In many developing countries, forestry policies systematically exclude the poor from the wealth of the forests around them. Senegal provides an interesting example of how even good policies can fail to deliver the benefits they are intended to provide.
Man-made flood-control systems—such as levees, upstream dams, and canals—continue to be responsible for widespread damage to the New Orleans and Louisiana landscapes.
The Access Initiative (TAI) and its partners are launching the first of its kind assessment of environmental governance in China.

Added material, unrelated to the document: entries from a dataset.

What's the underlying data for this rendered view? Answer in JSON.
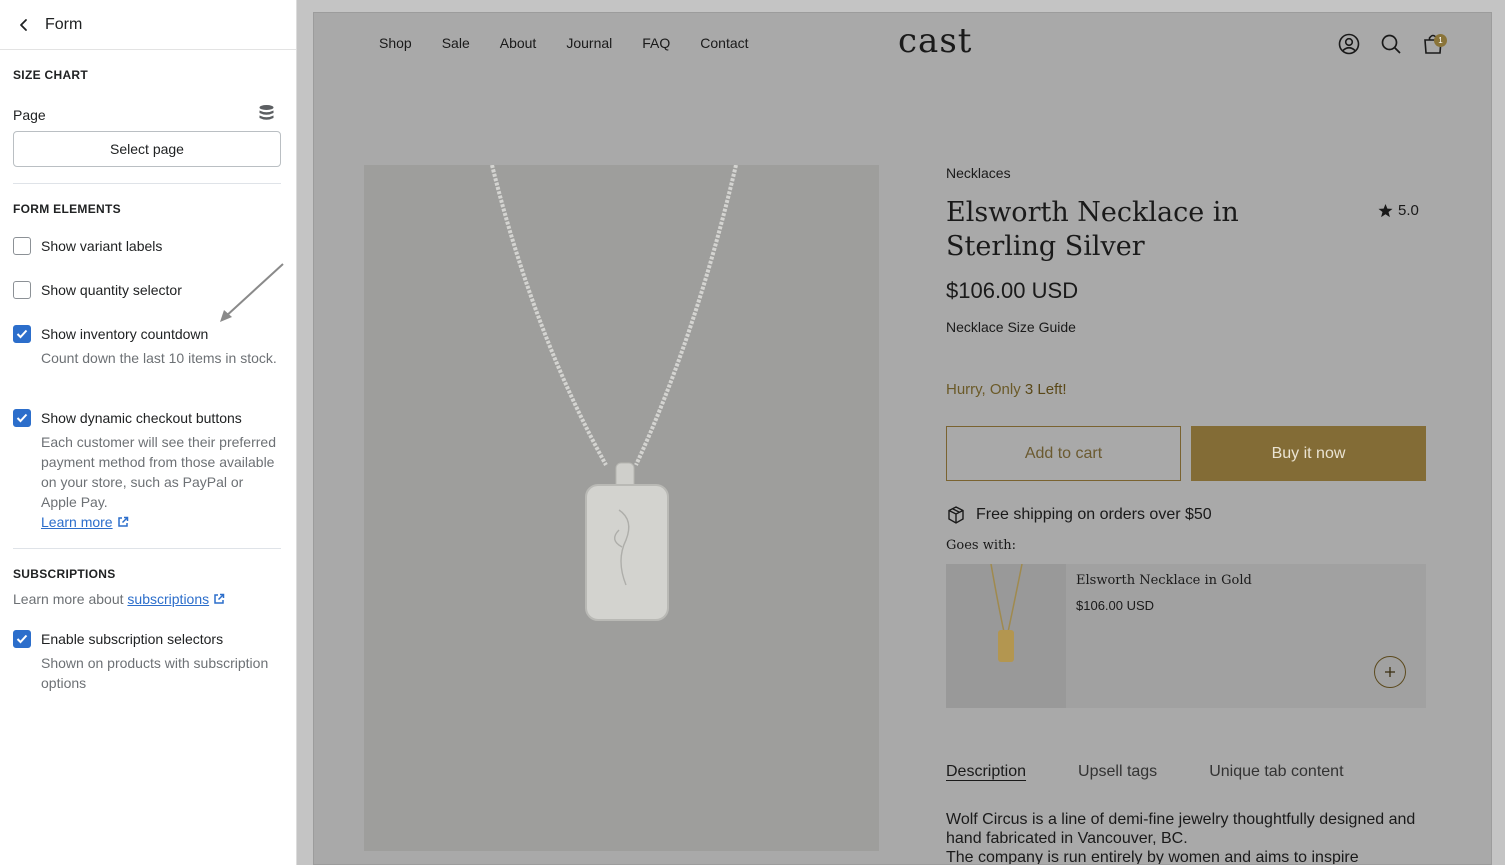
{
  "panel": {
    "title": "Form",
    "size_chart": {
      "heading": "SIZE CHART",
      "page_label": "Page",
      "select_button": "Select page"
    },
    "form_elements": {
      "heading": "FORM ELEMENTS",
      "items": [
        {
          "label": "Show variant labels",
          "checked": false
        },
        {
          "label": "Show quantity selector",
          "checked": false
        },
        {
          "label": "Show inventory countdown",
          "checked": true,
          "help": "Count down the last 10 items in stock."
        },
        {
          "label": "Show dynamic checkout buttons",
          "checked": true,
          "help": "Each customer will see their preferred payment method from those available on your store, such as PayPal or Apple Pay.",
          "link": "Learn more"
        }
      ]
    },
    "subscriptions": {
      "heading": "SUBSCRIPTIONS",
      "learn_prefix": "Learn more about",
      "learn_link": "subscriptions",
      "items": [
        {
          "label": "Enable subscription selectors",
          "checked": true,
          "help": "Shown on products with subscription options"
        }
      ]
    }
  },
  "store": {
    "logo": "cast",
    "nav": [
      "Shop",
      "Sale",
      "About",
      "Journal",
      "FAQ",
      "Contact"
    ],
    "cart_count": "1",
    "product": {
      "category": "Necklaces",
      "title": "Elsworth Necklace in Sterling Silver",
      "rating": "5.0",
      "price": "$106.00 USD",
      "size_guide": "Necklace Size Guide",
      "hurry_prefix": "Hurry, Only",
      "hurry_count": "3 Left!",
      "add_to_cart": "Add to cart",
      "buy_now": "Buy it now",
      "shipping": "Free shipping on orders over $50",
      "goes_with": "Goes with:",
      "upsell": {
        "name": "Elsworth Necklace in Gold",
        "price": "$106.00 USD"
      },
      "tabs": [
        "Description",
        "Upsell tags",
        "Unique tab content"
      ],
      "description": "Wolf Circus is a line of demi-fine jewelry thoughtfully designed and hand fabricated in Vancouver, BC.",
      "description_2": "The company is run entirely by women and aims to inspire"
    }
  },
  "colors": {
    "checkbox_checked": "#2c6ecb",
    "buy_button": "#836c36",
    "hurry_text": "#6b5a28"
  }
}
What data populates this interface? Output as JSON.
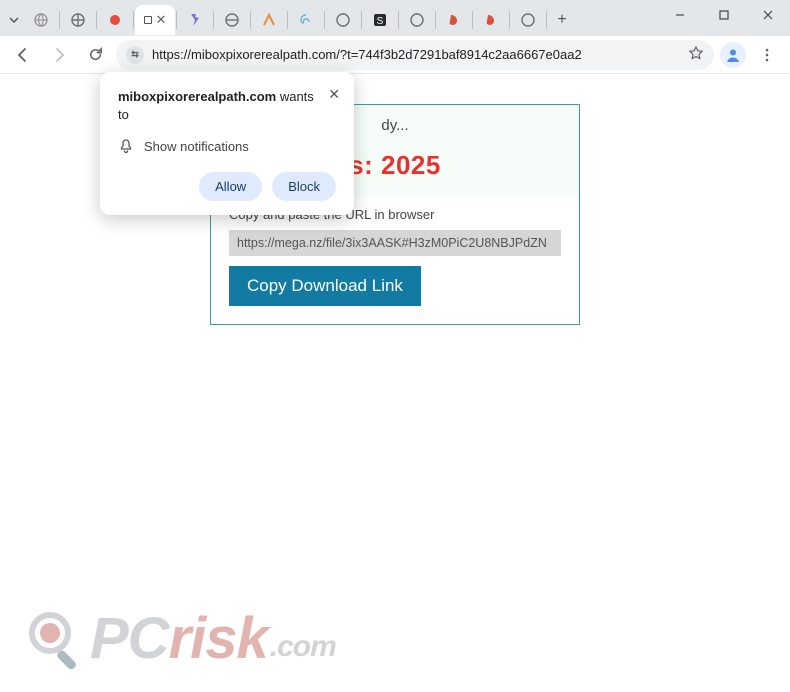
{
  "window": {
    "dropdown_icon": "chevron-down",
    "controls": {
      "min": "–",
      "max": "▢",
      "close": "✕"
    }
  },
  "tabs": {
    "active_close": "✕",
    "new_tab": "+"
  },
  "toolbar": {
    "url": "https://miboxpixorerealpath.com/?t=744f3b2d7291baf8914c2aa6667e0aa2",
    "site_chip": "⇆"
  },
  "notification": {
    "domain": "miboxpixorerealpath.com",
    "wants_to": " wants to",
    "line": "Show notifications",
    "allow": "Allow",
    "block": "Block",
    "close": "✕"
  },
  "page_content": {
    "header_suffix": "dy...",
    "big_red_prefix": "s: ",
    "big_red_year": "2025",
    "instruction": "Copy and paste the URL in browser",
    "download_url": "https://mega.nz/file/3ix3AASK#H3zM0PiC2U8NBJPdZN",
    "copy_button": "Copy Download Link"
  },
  "watermark": {
    "pc": "PC",
    "risk": "risk",
    "com": ".com"
  },
  "colors": {
    "accent_teal": "#3da08c",
    "danger_red": "#e8322c",
    "button_blue": "#127ba3",
    "prompt_btn": "#dfeafd"
  }
}
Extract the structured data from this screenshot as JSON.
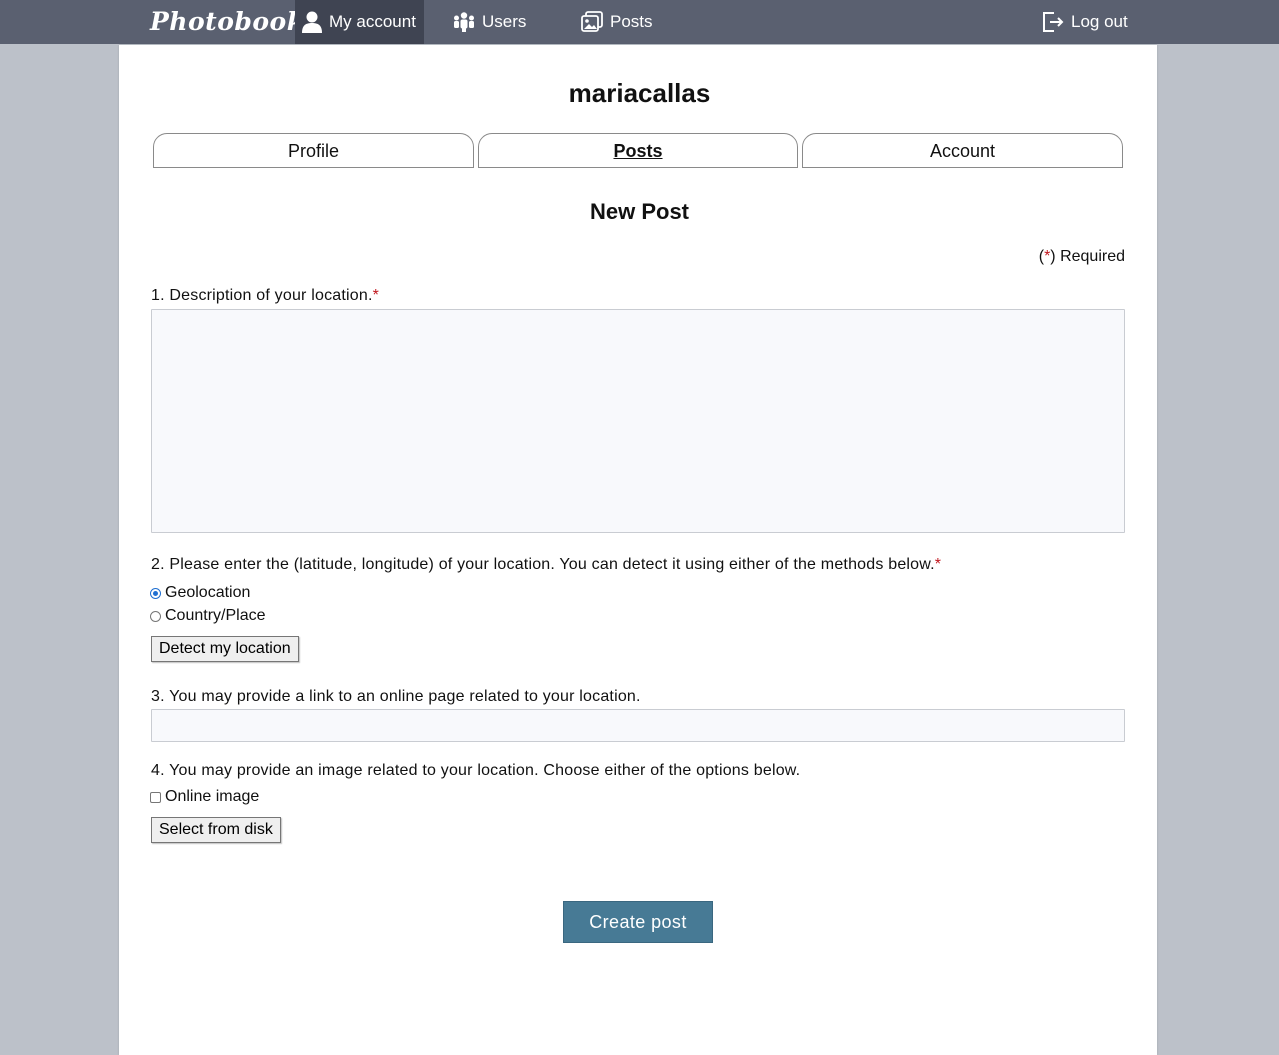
{
  "nav": {
    "brand": "Photobook",
    "my_account": "My account",
    "users": "Users",
    "posts": "Posts",
    "logout": "Log out"
  },
  "profile": {
    "username": "mariacallas"
  },
  "tabs": [
    {
      "label": "Profile"
    },
    {
      "label": "Posts"
    },
    {
      "label": "Account"
    }
  ],
  "form": {
    "heading": "New Post",
    "required_prefix": "(",
    "required_star": "*",
    "required_suffix": ") Required",
    "q1_label": "1. Description of your location.",
    "q1_star": "*",
    "q1_value": "",
    "q2_label": "2. Please enter the (latitude, longitude) of your location. You can detect it using either of the methods below.",
    "q2_star": "*",
    "q2_options": [
      {
        "label": "Geolocation",
        "checked": true
      },
      {
        "label": "Country/Place",
        "checked": false
      }
    ],
    "detect_button": "Detect my location",
    "q3_label": "3. You may provide a link to an online page related to your location.",
    "q3_value": "",
    "q4_label": "4. You may provide an image related to your location. Choose either of the options below.",
    "online_image_label": "Online image",
    "online_image_checked": false,
    "select_disk_button": "Select from disk",
    "submit_button": "Create post"
  },
  "colors": {
    "topbar": "#5a6070",
    "active_nav": "#3f4452",
    "background": "#bcc1c9",
    "required_star": "#c0151c",
    "submit": "#477a95"
  }
}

It is the first step towards engaging civil society organizations and government agencies to promote the public transparency, participation, and accountability that are essential foundations for sustainable development.
p>For the first time in its ten-year history, the National Environmental Appellate Authority* (NEAA) has overturned a decision by the Government of India, quashing an environmental clearance granted by the Ministry of Environment and Forests.
Based on GIS mapping technology, a new study suggests that poverty alleviation policies in rural Kenya could achieve more if they focus on geographic factors.
The following letter was sent to the Socially Sustainable Development Unit of the Latin America and the Caribbean Region of the World Bank on October 12th, 2007, regarding the proposed Environmental Development Policy Loan to Peru.
Double Standards on an Uneven Playing Field
This article examines how forestry policy and implementation maintain double standards in a manner that excludes the rural poor from the natural wealth around them. It originally appeared in the October, 2007 issue of *Sustainability Science.* The [original article](...
The following letter was sent to Kathy Sierra, Vice President of the Sustainable Development Network at the World Bank on September 20th 2007, regarding the launch of the Forest Carbon Partnership Facility (FCPF).